Bullying and the Law: Forty-nine states now have laws that address the problem (all but Montana). But the laws are the opposite of uniform. Some states leave developing policies on bullying to individual school districts. Others direct schools to suspend and expel known bullies. Some tell schools to address online harassment; others leave that problem to the police. The laws don’t even share a universal definition of bullying. Meanwhile, courts are splitting over whether schools have the authority to discipline students for what they post online, even if it’s cruel and directed toward another student, because it is off-campus speech. At the same time, some legislators feel under pressure to make bullying criminal—and even send kids to prison for it. Which are the smart legal strategies states are adopting and which are the misguided ones?

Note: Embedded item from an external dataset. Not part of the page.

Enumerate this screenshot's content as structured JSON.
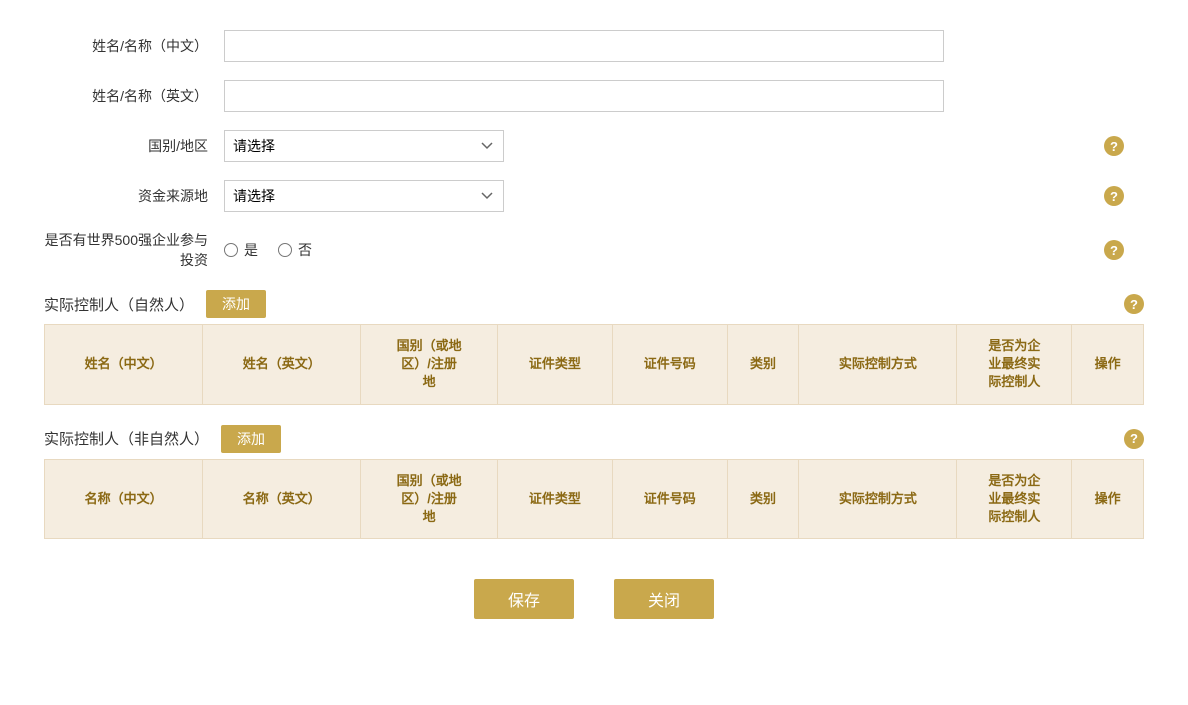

What do the recent court decisions mean for parents and schools?
Solutions for Schools: Though bullying has increasingly moved to the Internet, kids still torment each other in the hallways at school. In fact, in person and online bullying usually go together. How does the school environment influence the level of aggressive behavior in the classroom and on the playground? How can schools best combat bullying? Which programs have proven most effective? What are the obstacles to making them work? And what legal challenges do schools face based on recent state laws and court decisions?
Girls, Boys, and Gender Bending: How does bullying differ by gender, and in what ways does it especially impact gay kids? The type of bully who gets the most attention these days is the Mean Girl, but in truth boys still bully more often than girls. They tend to bully other boys and girls, whereas girls usually bully other girls. Which prevention techniques help most with boys, and which ones with girls? What should parents of either sex particularly look out for? Often issues of sexuality and, for boys, masculinity, come into play by middle school. This leaves LGBT and questioning kids particularly vulnerable. What are the best buffers for gay kids negotiating these boundaries, and how can schools and parents help them to help themselves?
(And for fun, here’s a clip of me trying to keep up with Stephen Colbert: )